The crowd at the Christ Church Cathedral swelled to one of the largest I’ve seen for any Writer’s Festival event, populated by a healthy mix of young and old, all eager for Davis to take the stage and tell them a new story, this time through photographs. “Photography means to write with light,” a teacher at Harvard once told him. “So go out there and find something to say.” Obviously, Davis took the advice to heart. There’s no time to talk at length about any of the one hundred and fifty photos chosen for his new book ( Wade Davis: Photographs ) but through brief anecdotes and descriptions it becomes clear that they were selected with care from many thousands more.

 

In his position as Explorer-in-Residence for National Geographic (a happy oxymoron), Davis tells us he tried his best not to exoticize the other, acknowledging that every culture has something to say. “Other cultures aren’t failed attempts at being you,” he tells the crowd. He set out instead to create a relationship with his photographic subjects, and to listen.

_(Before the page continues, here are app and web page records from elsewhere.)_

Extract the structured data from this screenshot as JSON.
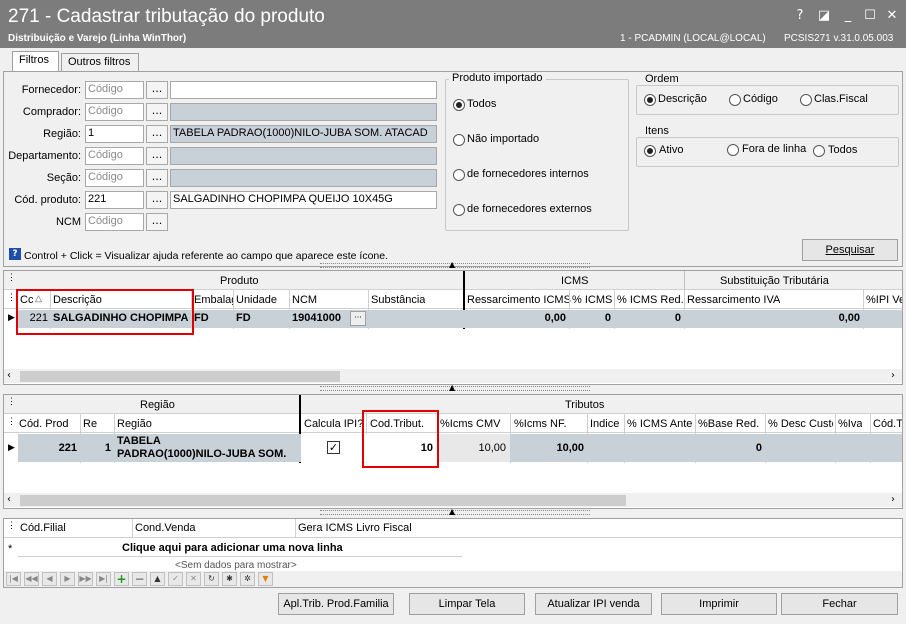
{
  "window": {
    "title": "271 - Cadastrar tributação do produto",
    "subtitle": "Distribuição e Varejo (Linha WinThor)",
    "user_info": "1 - PCADMIN (LOCAL@LOCAL)",
    "version": "PCSIS271  v.31.0.05.003",
    "controls": [
      "?",
      "◪",
      "_",
      "☐",
      "✕"
    ]
  },
  "tabs": [
    "Filtros",
    "Outros filtros"
  ],
  "filters": {
    "fornecedor": {
      "label": "Fornecedor:",
      "placeholder": "Código",
      "desc": ""
    },
    "comprador": {
      "label": "Comprador:",
      "placeholder": "Código",
      "desc": ""
    },
    "regiao": {
      "label": "Região:",
      "value": "1",
      "desc": "TABELA PADRAO(1000)NILO-JUBA SOM. ATACAD"
    },
    "departamento": {
      "label": "Departamento:",
      "placeholder": "Código",
      "desc": ""
    },
    "secao": {
      "label": "Seção:",
      "placeholder": "Código",
      "desc": ""
    },
    "cod_produto": {
      "label": "Cód. produto:",
      "value": "221",
      "desc": "SALGADINHO CHOPIMPA QUEIJO 10X45G"
    },
    "ncm": {
      "label": "NCM",
      "placeholder": "Código"
    },
    "dots": "..."
  },
  "produto_importado": {
    "title": "Produto importado",
    "options": [
      "Todos",
      "Não importado",
      "de fornecedores internos",
      "de fornecedores externos"
    ],
    "selected": "Todos"
  },
  "ordem": {
    "title": "Ordem",
    "options": [
      "Descrição",
      "Código",
      "Clas.Fiscal"
    ],
    "selected": "Descrição"
  },
  "itens": {
    "title": "Itens",
    "options": [
      "Ativo",
      "Fora de linha",
      "Todos"
    ],
    "selected": "Ativo"
  },
  "help_text": "Control + Click = Visualizar ajuda referente ao campo que aparece este ícone.",
  "pesquisar_label": "Pesquisar",
  "grid1": {
    "bands": [
      "Produto",
      "ICMS",
      "Substituição Tributária"
    ],
    "columns": [
      "Cc",
      "Descrição",
      "Embalag",
      "Unidade",
      "NCM",
      "Substância",
      "Ressarcimento ICMS",
      "% ICMS",
      "% ICMS Red.",
      "Ressarcimento IVA",
      "%IPI Ve"
    ],
    "row": {
      "cod": "221",
      "descricao": "SALGADINHO CHOPIMPA",
      "embalagem": "FD",
      "unidade": "FD",
      "ncm": "19041000",
      "ncm_btn": "···",
      "substancia": "",
      "ress_icms": "0,00",
      "pct_icms": "0",
      "pct_icms_red": "0",
      "ress_iva": "0,00",
      "ipi": ""
    }
  },
  "grid2": {
    "bands": [
      "Região",
      "Tributos"
    ],
    "columns": [
      "Cód. Prod",
      "Re",
      "Região",
      "Calcula IPI?",
      "Cod.Tribut.",
      "%Icms CMV",
      "%Icms NF.",
      "Indice",
      "% ICMS Ante",
      "%Base Red.",
      "% Desc Custo",
      "%Iva",
      "Cód.T"
    ],
    "row": {
      "cod": "221",
      "re": "1",
      "regiao_l1": "TABELA",
      "regiao_l2": "PADRAO(1000)NILO-JUBA SOM.",
      "calcula_ipi": "✓",
      "cod_tribut": "10",
      "icms_cmv": "10,00",
      "icms_nf": "10,00",
      "indice": "",
      "icms_ante": "",
      "base_red": "0",
      "desc_custo": "",
      "iva": "",
      "cod_t": ""
    }
  },
  "grid3": {
    "columns": [
      "Cód.Filial",
      "Cond.Venda",
      "Gera ICMS Livro Fiscal"
    ],
    "new_row": "Clique aqui para adicionar uma nova linha",
    "empty": "<Sem dados para mostrar>",
    "indicator": "*"
  },
  "buttons": {
    "apl_trib": "Apl.Trib. Prod.Familia",
    "limpar": "Limpar Tela",
    "atualizar": "Atualizar IPI venda",
    "imprimir": "Imprimir",
    "fechar": "Fechar"
  },
  "colors": {
    "titlebar": "#7c7c7c",
    "highlight": "#e00000",
    "readonly": "#c8d0d8",
    "row_selected": "#c8d0d8"
  }
}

The pictures on display behind him are evidence of his success in that regard. They are often striking in their simplicity, and unlike the well-intentioned photographs plastered on social media of voluntourism, there is a sense of equality to them, between the subject and both the photographer and the viewer.

 

When the time came for audience questions, Wade was asked to explain his inherent optimism. He quickly told the crowd that despair is an insult to the imagination, adding that his Buddhist faith teaches that negative things are a part of life, and his focus has always been to help, not lose hope. Another audience member asked if Davis saw a way back from colonization, to which he responded that there is no way back, but there is a way forward.

 

The last question came from a reader of Davis’s book Into the Silence , who asked him how he had separated himself and his voice so successfully from the lengthy narrative. Davis thanked him for the compliment and told the audience that he never set out to be a writer. He received his first book deal on somewhat of a whim and had to teach himself along the way. He claims he didn’t realize it at the time, but he wrote Into the Silence for his grandfather and the men like him, men who went to war, who fought and died or lived and went on to climb mountains, real or imaginary. “We’ll never know men like our grandfathers again.” It was an answer so perfect you’d be forgiven for thinking it had been a set up, due to the proximity to Remembrance Day. But it was simply a display of Davis’s skill as a storyteller. A well-earned standing ovation followed, from an audience perhaps remembering the grandfathers and grandmothers they once knew.